_Data about app and page elements_:
########################################

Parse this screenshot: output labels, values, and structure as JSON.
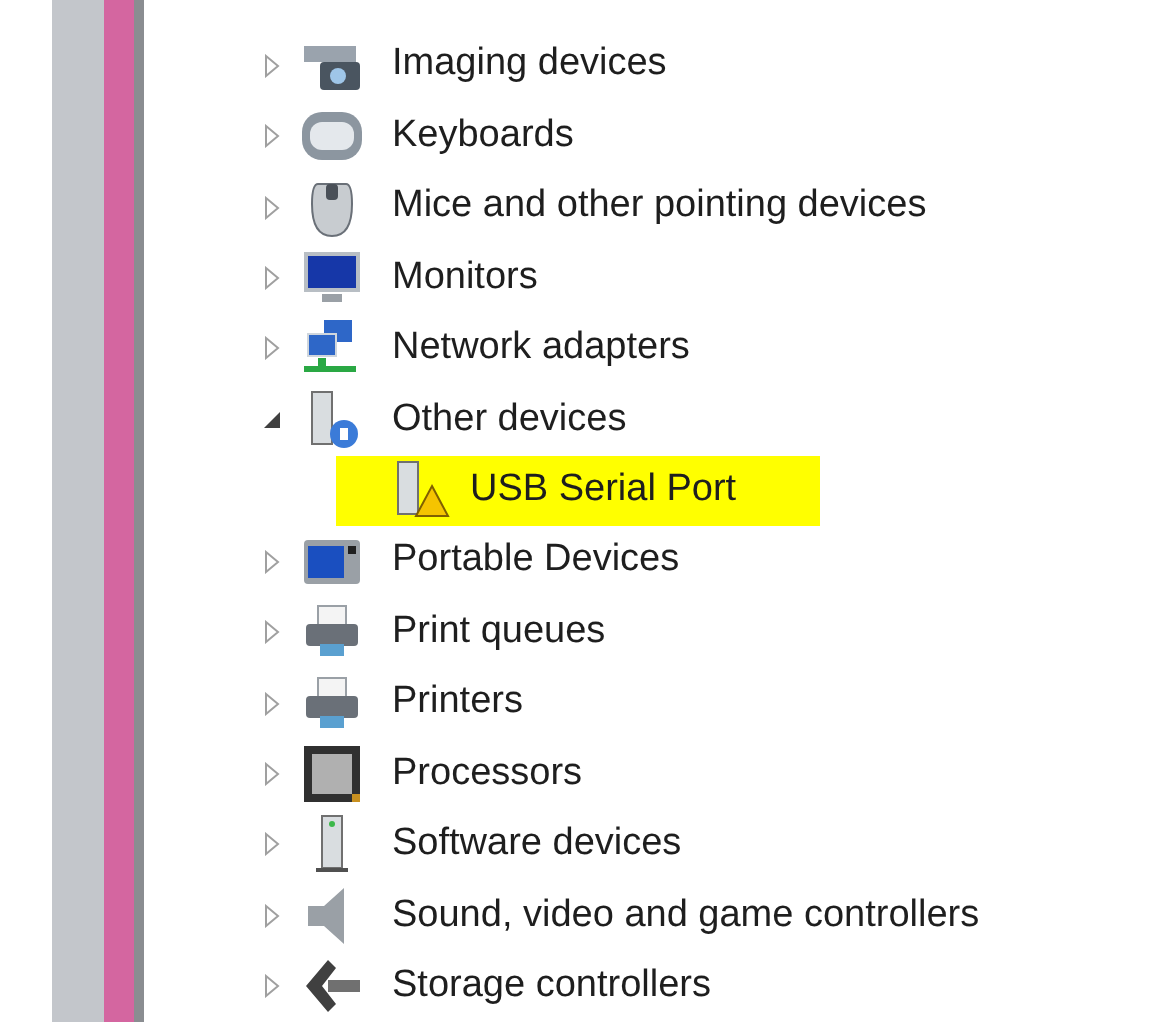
{
  "tree": {
    "items": [
      {
        "label": "Imaging devices",
        "expanded": false
      },
      {
        "label": "Keyboards",
        "expanded": false
      },
      {
        "label": "Mice and other pointing devices",
        "expanded": false
      },
      {
        "label": "Monitors",
        "expanded": false
      },
      {
        "label": "Network adapters",
        "expanded": false
      },
      {
        "label": "Other devices",
        "expanded": true,
        "children": [
          {
            "label": "USB Serial Port",
            "highlighted": true
          }
        ]
      },
      {
        "label": "Portable Devices",
        "expanded": false
      },
      {
        "label": "Print queues",
        "expanded": false
      },
      {
        "label": "Printers",
        "expanded": false
      },
      {
        "label": "Processors",
        "expanded": false
      },
      {
        "label": "Software devices",
        "expanded": false
      },
      {
        "label": "Sound, video and game controllers",
        "expanded": false
      },
      {
        "label": "Storage controllers",
        "expanded": false
      }
    ]
  }
}
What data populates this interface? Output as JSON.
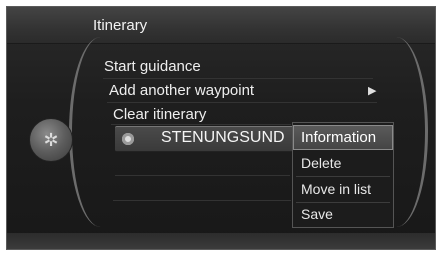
{
  "header": {
    "title": "Itinerary"
  },
  "menu": {
    "items": [
      {
        "label": "Start guidance"
      },
      {
        "label": "Add another waypoint",
        "has_submenu": true
      },
      {
        "label": "Clear itinerary"
      }
    ],
    "selected_destination": "STENUNGSUND"
  },
  "popup": {
    "items": [
      {
        "label": "Information",
        "selected": true
      },
      {
        "label": "Delete"
      },
      {
        "label": "Move in list"
      },
      {
        "label": "Save"
      }
    ]
  },
  "icons": {
    "knob": "compass-star-icon",
    "submenu": "triangle-right-icon",
    "destination": "radio-dot-icon"
  },
  "colors": {
    "background": "#1e1e1e",
    "text": "#eeeeee",
    "highlight": "#5a5a5a"
  }
}
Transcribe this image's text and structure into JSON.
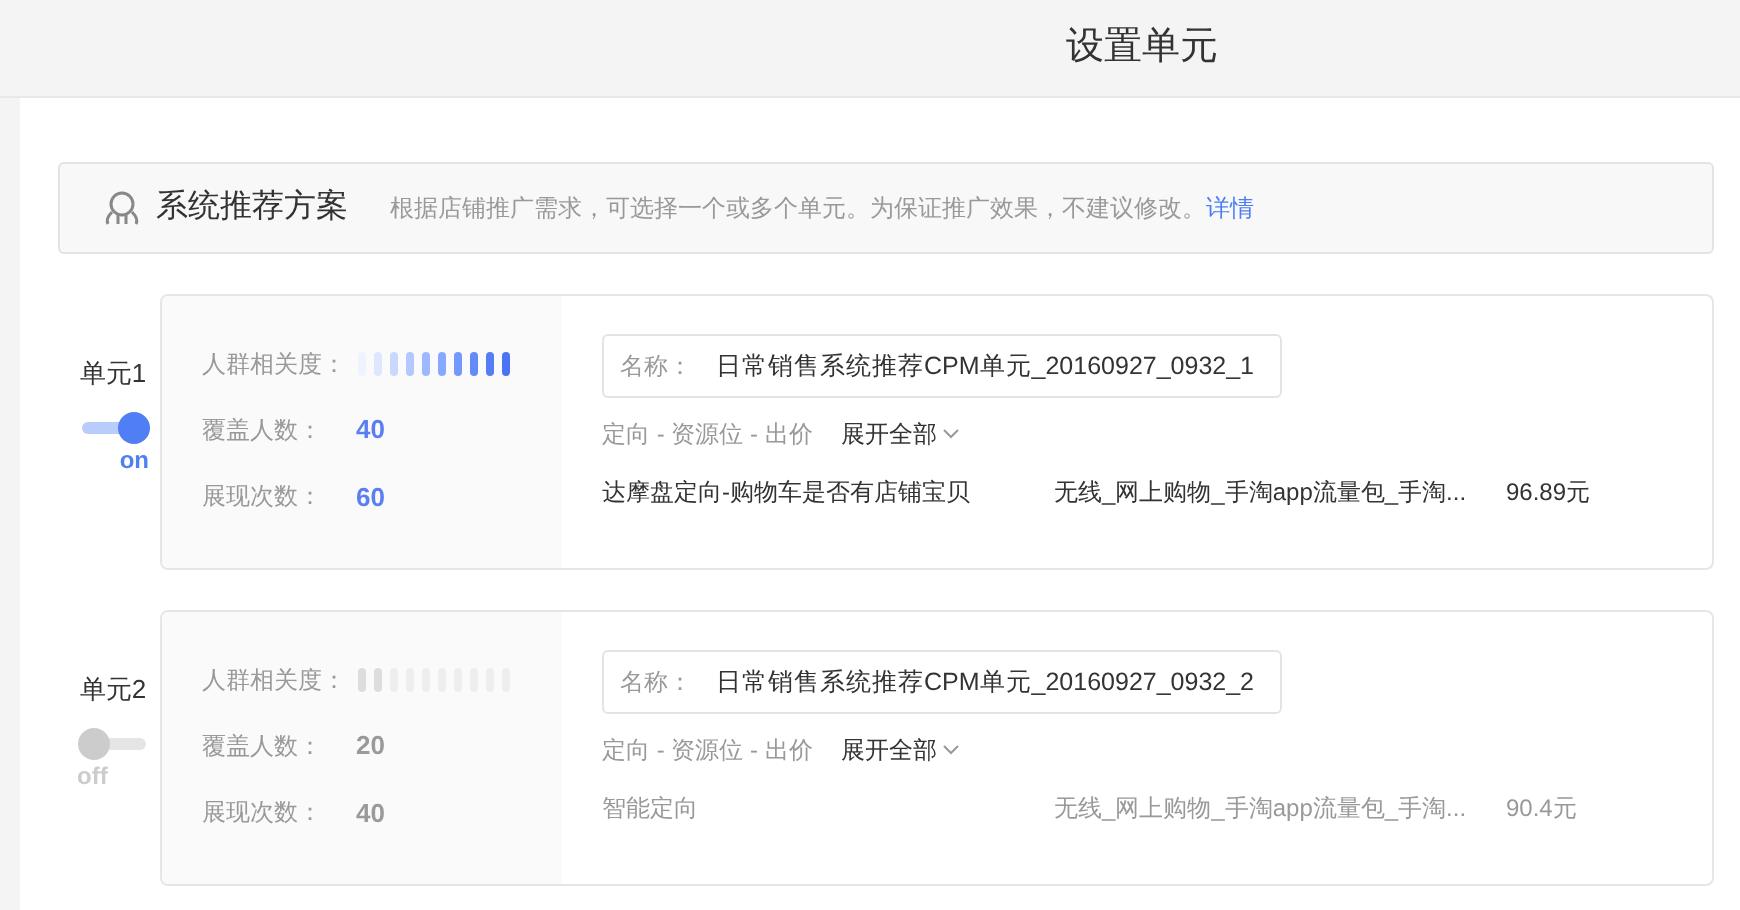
{
  "header": {
    "title": "设置单元"
  },
  "banner": {
    "title": "系统推荐方案",
    "description": "根据店铺推广需求，可选择一个或多个单元。为保证推广效果，不建议修改。",
    "link": "详情"
  },
  "units": [
    {
      "label": "单元1",
      "on": true,
      "switch_text": "on",
      "relevance_label": "人群相关度：",
      "coverage_label": "覆盖人数：",
      "coverage": "40",
      "impressions_label": "展现次数：",
      "impressions": "60",
      "name_label": "名称：",
      "name": "日常销售系统推荐CPM单元_20160927_0932_1",
      "section_label": "定向 - 资源位 - 出价",
      "expand": "展开全部",
      "targeting": "达摩盘定向-购物车是否有店铺宝贝",
      "resource": "无线_网上购物_手淘app流量包_手淘...",
      "price": "96.89元"
    },
    {
      "label": "单元2",
      "on": false,
      "switch_text": "off",
      "relevance_label": "人群相关度：",
      "coverage_label": "覆盖人数：",
      "coverage": "20",
      "impressions_label": "展现次数：",
      "impressions": "40",
      "name_label": "名称：",
      "name": "日常销售系统推荐CPM单元_20160927_0932_2",
      "section_label": "定向 - 资源位 - 出价",
      "expand": "展开全部",
      "targeting": "智能定向",
      "resource": "无线_网上购物_手淘app流量包_手淘...",
      "price": "90.4元"
    }
  ]
}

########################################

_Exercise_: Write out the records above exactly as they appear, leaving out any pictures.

_Answer for the task_:
Parse this screenshot: output labels, values, and structure as JSON.
{
  "tree": {
    "items": [
      {
        "label": "Imaging devices",
        "expanded": false
      },
      {
        "label": "Keyboards",
        "expanded": false
      },
      {
        "label": "Mice and other pointing devices",
        "expanded": false
      },
      {
        "label": "Monitors",
        "expanded": false
      },
      {
        "label": "Network adapters",
        "expanded": false
      },
      {
        "label": "Other devices",
        "expanded": true,
        "children": [
          {
            "label": "USB Serial Port",
            "highlighted": true
          }
        ]
      },
      {
        "label": "Portable Devices",
        "expanded": false
      },
      {
        "label": "Print queues",
        "expanded": false
      },
      {
        "label": "Printers",
        "expanded": false
      },
      {
        "label": "Processors",
        "expanded": false
      },
      {
        "label": "Software devices",
        "expanded": false
      },
      {
        "label": "Sound, video and game controllers",
        "expanded": false
      },
      {
        "label": "Storage controllers",
        "expanded": false
      }
    ]
  }
}
What data populates this interface? Output as JSON.
{
  "header": {
    "title": "Itinerary"
  },
  "menu": {
    "items": [
      {
        "label": "Start guidance"
      },
      {
        "label": "Add another waypoint",
        "has_submenu": true
      },
      {
        "label": "Clear itinerary"
      }
    ],
    "selected_destination": "STENUNGSUND"
  },
  "popup": {
    "items": [
      {
        "label": "Information",
        "selected": true
      },
      {
        "label": "Delete"
      },
      {
        "label": "Move in list"
      },
      {
        "label": "Save"
      }
    ]
  },
  "icons": {
    "knob": "compass-star-icon",
    "submenu": "triangle-right-icon",
    "destination": "radio-dot-icon"
  },
  "colors": {
    "background": "#1e1e1e",
    "text": "#eeeeee",
    "highlight": "#5a5a5a"
  }
}
Transcribe this image's text and structure into JSON.
{
  "header": {
    "title": "设置单元"
  },
  "banner": {
    "title": "系统推荐方案",
    "description": "根据店铺推广需求，可选择一个或多个单元。为保证推广效果，不建议修改。",
    "link": "详情"
  },
  "units": [
    {
      "label": "单元1",
      "on": true,
      "switch_text": "on",
      "relevance_label": "人群相关度：",
      "coverage_label": "覆盖人数：",
      "coverage": "40",
      "impressions_label": "展现次数：",
      "impressions": "60",
      "name_label": "名称：",
      "name": "日常销售系统推荐CPM单元_20160927_0932_1",
      "section_label": "定向 - 资源位 - 出价",
      "expand": "展开全部",
      "targeting": "达摩盘定向-购物车是否有店铺宝贝",
      "resource": "无线_网上购物_手淘app流量包_手淘...",
      "price": "96.89元"
    },
    {
      "label": "单元2",
      "on": false,
      "switch_text": "off",
      "relevance_label": "人群相关度：",
      "coverage_label": "覆盖人数：",
      "coverage": "20",
      "impressions_label": "展现次数：",
      "impressions": "40",
      "name_label": "名称：",
      "name": "日常销售系统推荐CPM单元_20160927_0932_2",
      "section_label": "定向 - 资源位 - 出价",
      "expand": "展开全部",
      "targeting": "智能定向",
      "resource": "无线_网上购物_手淘app流量包_手淘...",
      "price": "90.4元"
    }
  ]
}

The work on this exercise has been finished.